September 2022 Spotlight - Dr. Cynthia Wesley-Esquimaux
Dr. Cynthia Wesley-Esquimaux is Lakehead University's inaugural Chair on Truth and Reconciliation.
Q: For those that may not know, can you provide a synopsis of what the National Truth and Reconciliation Commission and its Calls to Action are and why they are important for universities?
A: The TRC was established through the Indian Residential School Survivors Agreement (IRSSA) which began to be implemented in 2007. The 94 Calls to Action represent the voices of over 7000 people who testified in the national TRC hearings and whose contributions were tabled with Canada in 2015 at the conclusion of the commission's mandate. The Calls to Action are important for universities because they provide a comprehensive guide for the resolution of historic grievances and demand/require public and organizational education for all Canadians. Universities Canada was prompted to develop and table 13 principles to ensure educational institutions were committed to addressing the truth and furthering the reconciliation process.

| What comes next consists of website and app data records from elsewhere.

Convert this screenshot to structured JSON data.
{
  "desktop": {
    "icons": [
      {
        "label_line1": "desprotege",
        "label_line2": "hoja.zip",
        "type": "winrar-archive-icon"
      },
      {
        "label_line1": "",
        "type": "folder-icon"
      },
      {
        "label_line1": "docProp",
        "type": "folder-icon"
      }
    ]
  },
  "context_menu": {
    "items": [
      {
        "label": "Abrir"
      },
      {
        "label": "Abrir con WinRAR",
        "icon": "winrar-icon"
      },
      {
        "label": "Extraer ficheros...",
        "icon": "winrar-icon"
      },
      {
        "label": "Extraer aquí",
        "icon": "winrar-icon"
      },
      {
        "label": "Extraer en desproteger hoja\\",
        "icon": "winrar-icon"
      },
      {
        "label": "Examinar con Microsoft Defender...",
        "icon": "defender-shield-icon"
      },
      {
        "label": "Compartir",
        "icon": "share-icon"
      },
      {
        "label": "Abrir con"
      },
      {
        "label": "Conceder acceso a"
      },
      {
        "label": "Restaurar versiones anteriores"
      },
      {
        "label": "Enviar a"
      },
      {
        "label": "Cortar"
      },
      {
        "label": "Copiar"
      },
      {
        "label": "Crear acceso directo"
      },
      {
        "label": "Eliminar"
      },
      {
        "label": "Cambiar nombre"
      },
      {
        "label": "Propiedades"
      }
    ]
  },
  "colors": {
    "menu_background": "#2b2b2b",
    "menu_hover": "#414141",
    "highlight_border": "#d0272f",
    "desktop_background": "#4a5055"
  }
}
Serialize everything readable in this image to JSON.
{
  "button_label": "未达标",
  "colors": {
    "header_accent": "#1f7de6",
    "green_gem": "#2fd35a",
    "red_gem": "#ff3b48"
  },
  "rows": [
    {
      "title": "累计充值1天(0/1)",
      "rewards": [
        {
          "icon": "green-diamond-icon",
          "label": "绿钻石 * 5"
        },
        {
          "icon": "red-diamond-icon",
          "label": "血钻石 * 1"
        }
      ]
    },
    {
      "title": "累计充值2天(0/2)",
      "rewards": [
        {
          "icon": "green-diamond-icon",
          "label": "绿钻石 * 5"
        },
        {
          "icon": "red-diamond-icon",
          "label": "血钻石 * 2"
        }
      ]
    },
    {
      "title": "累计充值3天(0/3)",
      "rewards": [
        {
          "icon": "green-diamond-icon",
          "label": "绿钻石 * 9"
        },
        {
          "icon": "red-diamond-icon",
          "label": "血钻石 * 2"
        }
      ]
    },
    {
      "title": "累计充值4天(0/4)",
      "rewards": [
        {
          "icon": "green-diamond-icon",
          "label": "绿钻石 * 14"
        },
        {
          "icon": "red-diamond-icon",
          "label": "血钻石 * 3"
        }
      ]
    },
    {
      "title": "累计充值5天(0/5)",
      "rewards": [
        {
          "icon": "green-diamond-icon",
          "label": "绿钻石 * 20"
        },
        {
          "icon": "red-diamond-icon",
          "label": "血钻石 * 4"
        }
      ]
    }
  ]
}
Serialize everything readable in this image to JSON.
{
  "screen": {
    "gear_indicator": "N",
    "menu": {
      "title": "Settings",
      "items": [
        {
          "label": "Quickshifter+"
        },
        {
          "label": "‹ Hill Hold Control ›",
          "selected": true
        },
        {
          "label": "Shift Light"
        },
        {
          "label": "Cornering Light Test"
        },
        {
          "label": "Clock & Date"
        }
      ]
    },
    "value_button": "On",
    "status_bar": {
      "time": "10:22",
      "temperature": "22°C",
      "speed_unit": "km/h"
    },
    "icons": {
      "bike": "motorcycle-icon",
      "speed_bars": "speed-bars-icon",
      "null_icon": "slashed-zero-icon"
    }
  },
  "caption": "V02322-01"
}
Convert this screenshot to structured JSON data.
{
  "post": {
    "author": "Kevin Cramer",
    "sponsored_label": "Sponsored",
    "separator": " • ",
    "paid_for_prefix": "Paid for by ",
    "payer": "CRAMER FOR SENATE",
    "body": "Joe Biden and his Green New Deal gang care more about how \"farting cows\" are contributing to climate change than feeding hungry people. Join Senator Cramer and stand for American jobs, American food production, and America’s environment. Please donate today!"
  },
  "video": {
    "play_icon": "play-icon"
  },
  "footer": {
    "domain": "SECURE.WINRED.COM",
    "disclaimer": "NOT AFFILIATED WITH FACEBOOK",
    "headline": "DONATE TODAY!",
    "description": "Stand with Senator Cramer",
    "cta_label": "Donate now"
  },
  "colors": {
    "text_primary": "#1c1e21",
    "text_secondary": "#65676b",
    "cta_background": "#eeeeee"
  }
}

Q: What does it mean to now have a federal national day, the National Day for Truth and Reconciliation, on September 30?
A: Making the National Day for Truth and Reconciliation an official holiday was introduced as a private member's bill by Saskatchewan MP Georgina Jolibois in 2017. It was intended to recognize the legacy of Indian Residential Schools, the children who attended them, and those who never made it home. It coincides with Orange Shirt Day, which was created by Phyllis Webstad in 2013 out of her personal experience at an Indian Residential School (IRS).
Q: Why did you get involved in this work, and what does your work at Lakehead involve as the Chair on Truth and Reconciliation?
A: I have been involved in truth and reconciliation for almost 40 years, although it wasn't called that until more recently. Between them, my parents spent 20 years in IRS, and my asking, “Why?” set me on a dedicated learning journey: why were they sent there? Why were there so many addictions in Indigenous peoples around me? Why was there so much suffering? My work at Lakehead has been about sharing (in a good way) with as many people as possible what I lived, learned, and continue to experience. Lakehead has been an extraordinary ally and friend to the Indigenous peoples of northwestern Ontario. I consider it my responsibility as the Chair for Truth and Reconciliation to ensure the many commitments Lakehead has made are known across the country. I present hundreds of keynotes, workshops, discussion groups, and public education talks across Canada under the Lakehead University banner, and I speak frequently to the many firsts we have achieved – from establishing the first Vice Provost of Indigenous Initiatives position to the Indigenous Content Requirement, the Chair for TR, and the Indigenous Specialist Position, to the many relationships and MOU's we have built in NW Ontario and Simcoe County.
Q: How can Lakehead University continue to contribute to the process of reconciliation?
A: Lakehead is not going to forget or abandon its commitment to providing exceptional access to Indigenous peoples, including a new PLAR commitment being developed by Dr. Lana Ray. We have worked hard to build all aspects of Indigenous learning into our strategic and academic plans, which is reconciliation in action. Our access and mentorship programs, faculty and staff training and workshops, the creation of modules, specialist support, and our many Indigenous staff and faculty ensure we will continue to offer extraordinary access, retention, and graduation support for many generations to come.
Q: What can faculty and instructors do to work towards reconciliation, decolonization, and Indigenization within their courses?
A: Education in any field is time-consuming, and education on Indigenous history and contemporary concerns remains challenging because of the many layers and knowledge areas it covers: politics, child welfare, justice, spirituality, ethics, EDI, and on and on. The tenure of settlement is a tiny fraction of the time Indigenous peoples have occupied and utilized these lands, and the impacts of the colonial process are myriad and mostly unresolved. Faculty and instructors must be aware of the history and contemporary truths of Indigenous peoples and build critical elements into their courses. There is no expectation they must "know everything" about Indigenous peoples, but inclusion of relevant content in their course learning materials delivered in an inclusive manner can change attitudes and quell resistance to new knowledge(s). Instructors can set the stage for dialogue early in any course by speaking to the 94 Calls to Action, the 10 TRC Principles, and the 13 Universities Canada principles, especially if they are linked directly to the expected learning outcomes for each course.
Q: What, for you, would be the key message you would want to share about truth and reconciliation?
A: That it's happening. More importantly, it has prompted an Indigenous renaissance across Canada. All that truth telling, dialogue, and IRS testimony has shone an intense light on what's happening internally to our communities, and the response has been an accelerated drafting and implementing of laws and positive actions within Indigenous communities. Higher education is flourishing and becoming even more essential. Our people are entering multiple fields, our elders are re-engaging, languages are reconstituting, culture is regenerating, and there is a powerful awakening happening. It's very exciting and, although it took the revealing of some very ugly truths to prompt change, we will never get to any form of reconciliation without leveling knowledge, socio-economic, and social justice for Indigeous peoples with the rest of Canada.